With the Castle Doctrine having been heard by the Judiciary Committee yesterday, the media is starting to report on it. In the video linked here, you can see statements from John Hohenwarter, the NRA State Liaison for Pennsylvania, and Dan Pehrson, President of Pennsylvania Firearms Owners Association, as well as some of our opponents, who are against this change in the law.
But it’s really not so much of a change from the traditions of common law. In fact, to a large degree, it restores the common law concept of self-defense. If you go back to the authoritative source on the Common Law, Blackstone’s Commentaries on the Laws of England, you can find the common law source for many of the concepts enshrined in the proposed Castle Doctrine law:
Burglary, or nocturnal housebreaking, [...] has always been looked upon as a very heinous offense: not only because of the abundant terror that it naturally carries with it, but also as it is a forcible invasion and disturbance of that right of habitation, which every individual might acquire even in a state of nature; and invasion, which in such a state, would surely be punished with death, unless the assailant were the stronger [...] And the law of England has so particular and tender a regard to the immunity of a man’s house, that it stiles it his castle, and will never suffer it to be violated with impunity[.]
Emphasis mine.

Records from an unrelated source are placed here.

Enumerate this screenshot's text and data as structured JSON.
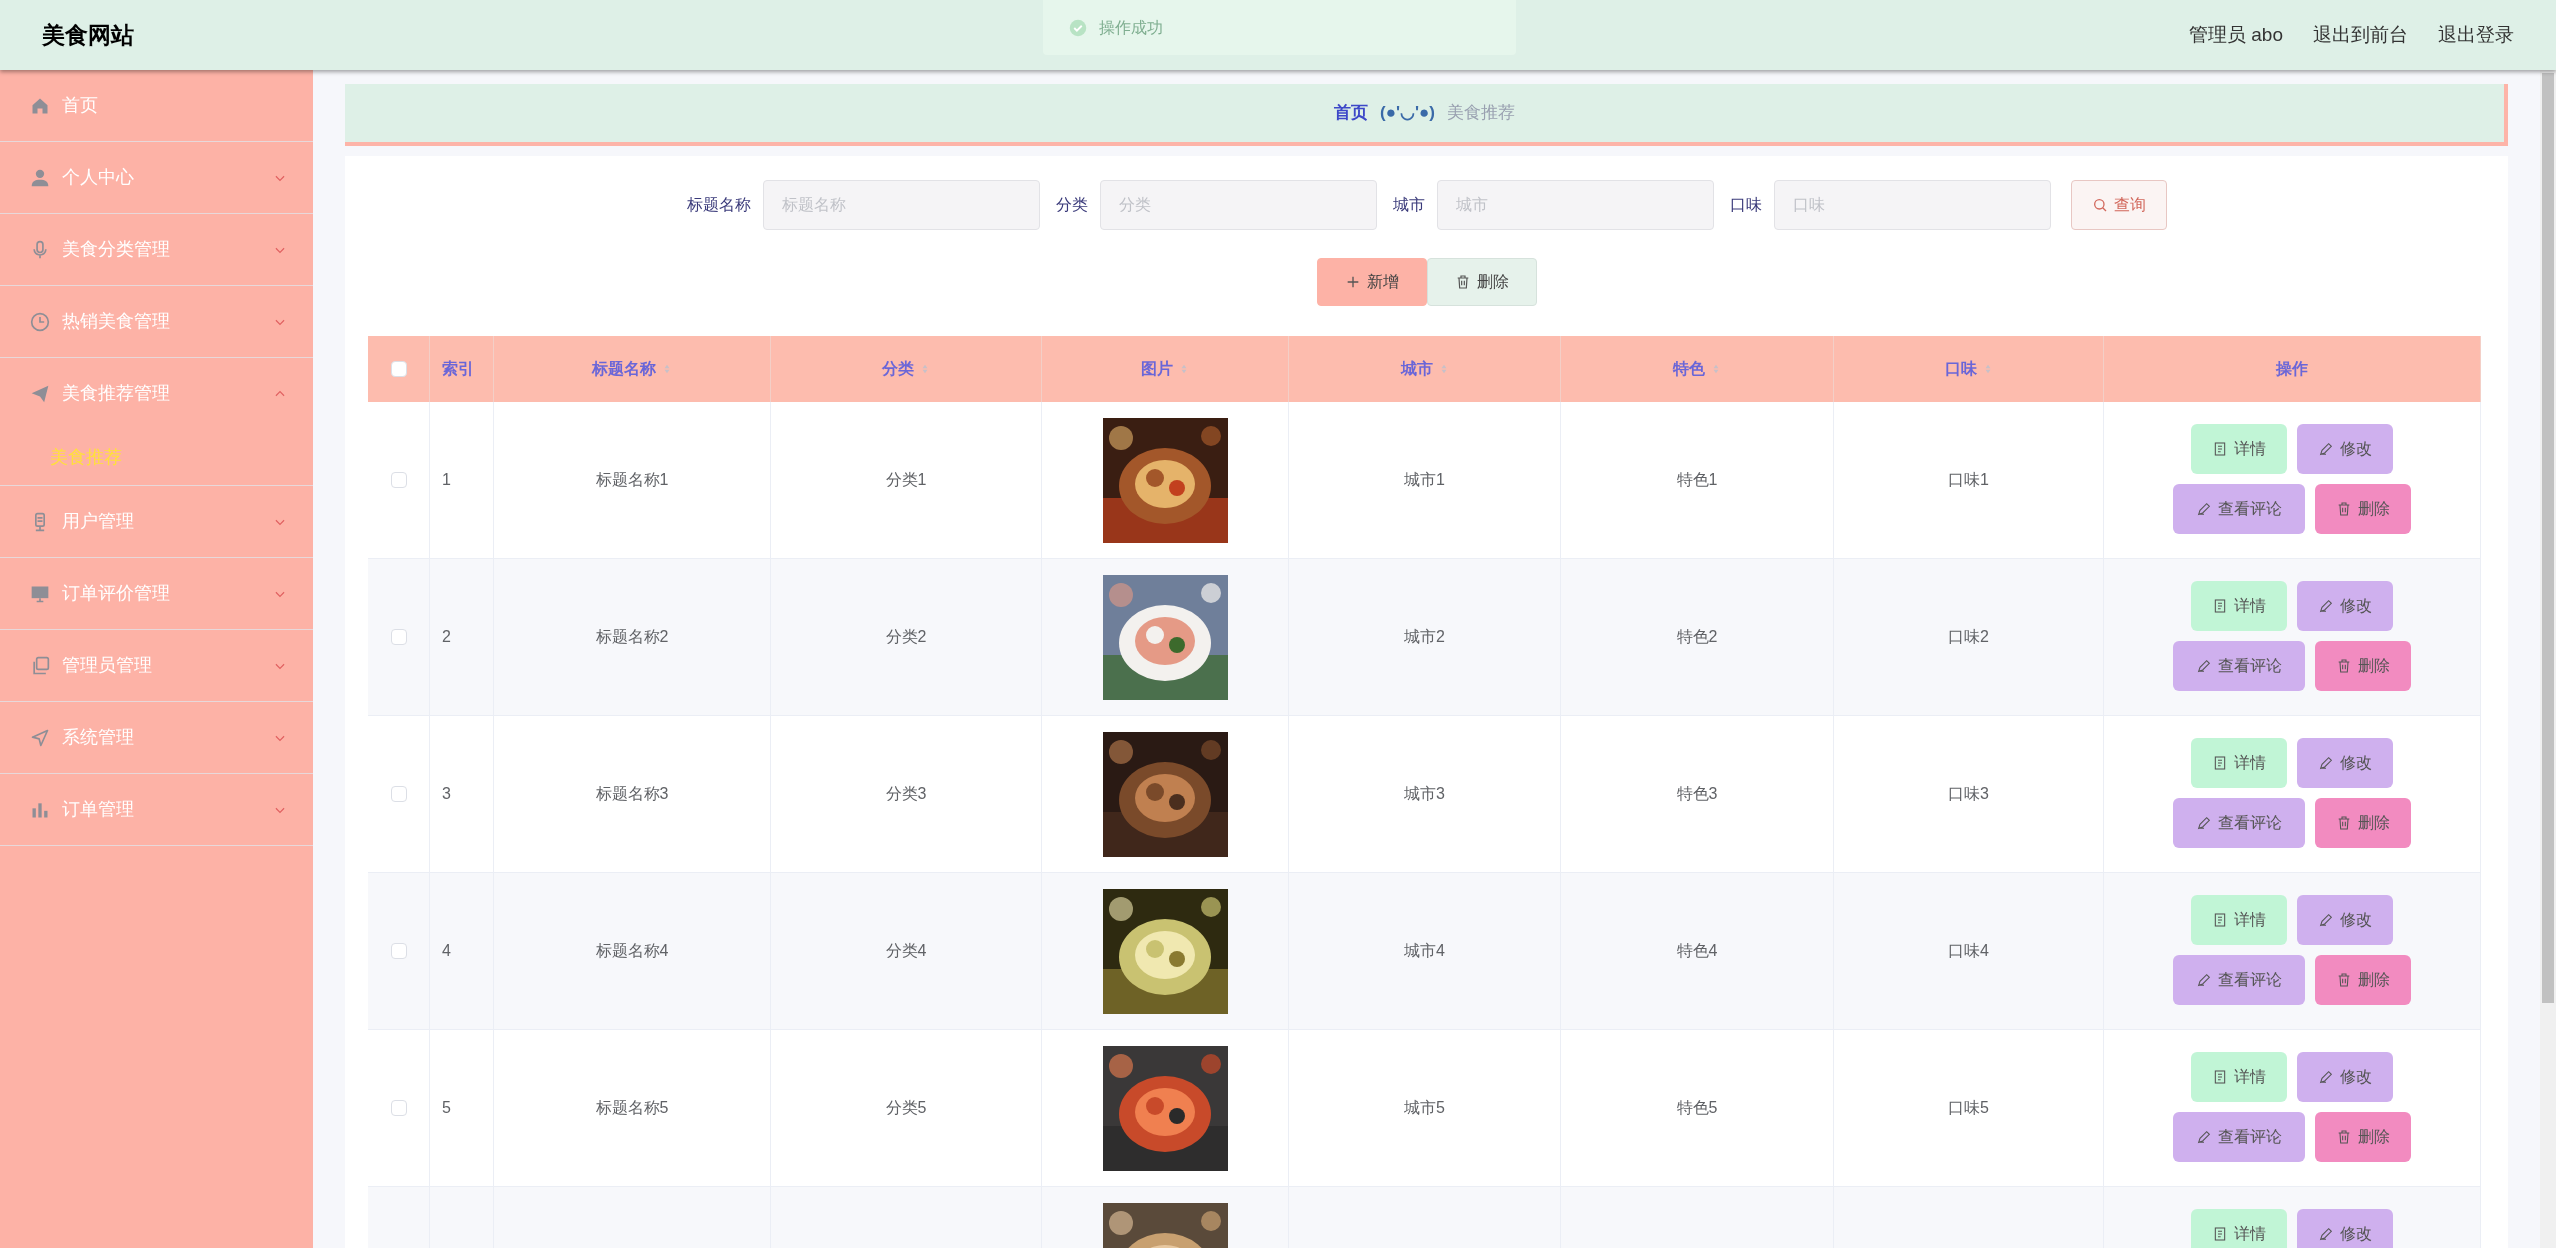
{
  "header": {
    "title": "美食网站",
    "user": "管理员 abo",
    "links": [
      "退出到前台",
      "退出登录"
    ]
  },
  "toast": {
    "text": "操作成功"
  },
  "sidebar": {
    "items": [
      {
        "label": "首页",
        "kind": "link"
      },
      {
        "label": "个人中心",
        "kind": "group",
        "expanded": false
      },
      {
        "label": "美食分类管理",
        "kind": "group",
        "expanded": false
      },
      {
        "label": "热销美食管理",
        "kind": "group",
        "expanded": false
      },
      {
        "label": "美食推荐管理",
        "kind": "group",
        "expanded": true,
        "children": [
          {
            "label": "美食推荐",
            "selected": true
          }
        ]
      },
      {
        "label": "用户管理",
        "kind": "group",
        "expanded": false
      },
      {
        "label": "订单评价管理",
        "kind": "group",
        "expanded": false
      },
      {
        "label": "管理员管理",
        "kind": "group",
        "expanded": false
      },
      {
        "label": "系统管理",
        "kind": "group",
        "expanded": false
      },
      {
        "label": "订单管理",
        "kind": "group",
        "expanded": false
      }
    ]
  },
  "breadcrumb": {
    "home": "首页",
    "separator": "(●'◡'●)",
    "current": "美食推荐"
  },
  "search": {
    "fields": [
      {
        "label": "标题名称",
        "placeholder": "标题名称"
      },
      {
        "label": "分类",
        "placeholder": "分类"
      },
      {
        "label": "城市",
        "placeholder": "城市"
      },
      {
        "label": "口味",
        "placeholder": "口味"
      }
    ],
    "button": "查询"
  },
  "toolbar": [
    {
      "label": "新增",
      "kind": "add"
    },
    {
      "label": "删除",
      "kind": "delete"
    }
  ],
  "table": {
    "select_all": {
      "checked": false
    },
    "columns": [
      {
        "label": "索引",
        "sortable": false
      },
      {
        "label": "标题名称",
        "sortable": true
      },
      {
        "label": "分类",
        "sortable": true
      },
      {
        "label": "图片",
        "sortable": true
      },
      {
        "label": "城市",
        "sortable": true
      },
      {
        "label": "特色",
        "sortable": true
      },
      {
        "label": "口味",
        "sortable": true
      },
      {
        "label": "操作",
        "sortable": false
      }
    ],
    "rows": [
      {
        "checked": false,
        "index": "1",
        "title": "标题名称1",
        "category": "分类1",
        "city": "城市1",
        "feature": "特色1",
        "taste": "口味1",
        "actions": [
          {
            "label": "详情",
            "kind": "detail"
          },
          {
            "label": "修改",
            "kind": "edit"
          },
          {
            "label": "查看评论",
            "kind": "comments"
          },
          {
            "label": "删除",
            "kind": "delete"
          }
        ]
      },
      {
        "checked": false,
        "index": "2",
        "title": "标题名称2",
        "category": "分类2",
        "city": "城市2",
        "feature": "特色2",
        "taste": "口味2",
        "actions": [
          {
            "label": "详情",
            "kind": "detail"
          },
          {
            "label": "修改",
            "kind": "edit"
          },
          {
            "label": "查看评论",
            "kind": "comments"
          },
          {
            "label": "删除",
            "kind": "delete"
          }
        ]
      },
      {
        "checked": false,
        "index": "3",
        "title": "标题名称3",
        "category": "分类3",
        "city": "城市3",
        "feature": "特色3",
        "taste": "口味3",
        "actions": [
          {
            "label": "详情",
            "kind": "detail"
          },
          {
            "label": "修改",
            "kind": "edit"
          },
          {
            "label": "查看评论",
            "kind": "comments"
          },
          {
            "label": "删除",
            "kind": "delete"
          }
        ]
      },
      {
        "checked": false,
        "index": "4",
        "title": "标题名称4",
        "category": "分类4",
        "city": "城市4",
        "feature": "特色4",
        "taste": "口味4",
        "actions": [
          {
            "label": "详情",
            "kind": "detail"
          },
          {
            "label": "修改",
            "kind": "edit"
          },
          {
            "label": "查看评论",
            "kind": "comments"
          },
          {
            "label": "删除",
            "kind": "delete"
          }
        ]
      },
      {
        "checked": false,
        "index": "5",
        "title": "标题名称5",
        "category": "分类5",
        "city": "城市5",
        "feature": "特色5",
        "taste": "口味5",
        "actions": [
          {
            "label": "详情",
            "kind": "detail"
          },
          {
            "label": "修改",
            "kind": "edit"
          },
          {
            "label": "查看评论",
            "kind": "comments"
          },
          {
            "label": "删除",
            "kind": "delete"
          }
        ]
      },
      {
        "actions": [
          {
            "label": "详情",
            "kind": "detail"
          },
          {
            "label": "修改",
            "kind": "edit"
          }
        ]
      }
    ]
  }
}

You will certainly find no duty to retreat there. A homeowner could “kill the assailant with impunity” for the offense of burglary under common law. So where did the duty to retreat come into play? You can find that in Book 4, Chapter 14 of Blackstone’s Commentaries. The Common Law Blackstone describes divides homicide into three types, “justifiable, excusable, and felonious.” In the realm of justifiable homicide, Blackstone speaks of “advancement of public justice” in the following context:
In the next place, such homicide, as is committed for the prevention of any forcible and atrocious crime, is justifiable by the law of nature; and also by the law of England, as it stood so early as the time of Bracton, and as it since declared by statue 24 Hen VIII. c. 5. If any person attempt to burn it, and shall be killed in such an attempt, the slayer shall be acquitted and discharged. This reaches not to any crime unaccompanied with force, as picking of pockets, or to the breaking open of any house in the time of day, unless it carries with it an attempt of robbery also.
Under common law, a citizen had a justification for committing homicide in order to stop a forcible felony. There was no duty to retreat here. It was, in fact, considered a civic duty for a citizen to stop felonies from being committed. We don’t get to a duty to retreat until we get to Blackstone’s commentary on self-defense, which under common law is not a justifiable homicide, but an excusable homicide. Blackstone notes that common law makes a distinction between these two.
Homicide in self-defense, or se defended, upon a sudden affray, is also excusable rather than justifiable, by the English law. This species of self-defense must be distinguished from that just now mentioned, as calculated to hinder the perpetration of a capital crime; which is not only a matter of excuse, but of justification. But the self-defense, which we are now speaking of, is that whereby a man may protect himself from an assault, or the like, in the course of a sudden brawl or quarrel, by killing him who assault him [...] They cannot therefore legally exercise this right of preventive defense, but in sudden and violent cases; when certain and immediate suffering would be the consequence of waiting for the assistance of the law. Wherefore, to excuse homicide by the plea of self-defense, it must appear that the slayer had no other possible means of escaping from his assailant.
Emphasis mine. It is here you can see the common law origins of the Duty to Retreat. But notice this only applies to “sudden affray” or “sudden brawl” with someone who was otherwise not feloniously attacking a person. Blackstone implies there’s an element of the defender having been a willing participant in the “quarrel” or “affray.” When states started to codify common law into statutes, many erroneously adopted this aspect of common law for all justifiable homicides, even ones which were meant to prevent felony. Most state statutes on self-defense no longer make any distinction between justifiable and excusable homicide, though there are many states that allow for the use of deadly force to prevent commission of a forcible felony. Pennsylvania was one of the states that codified common law improperly, and created a duty to retreat in the face of felonious assault. Castle Doctrine is not really a radical change from the Common Law, but a restoration of it.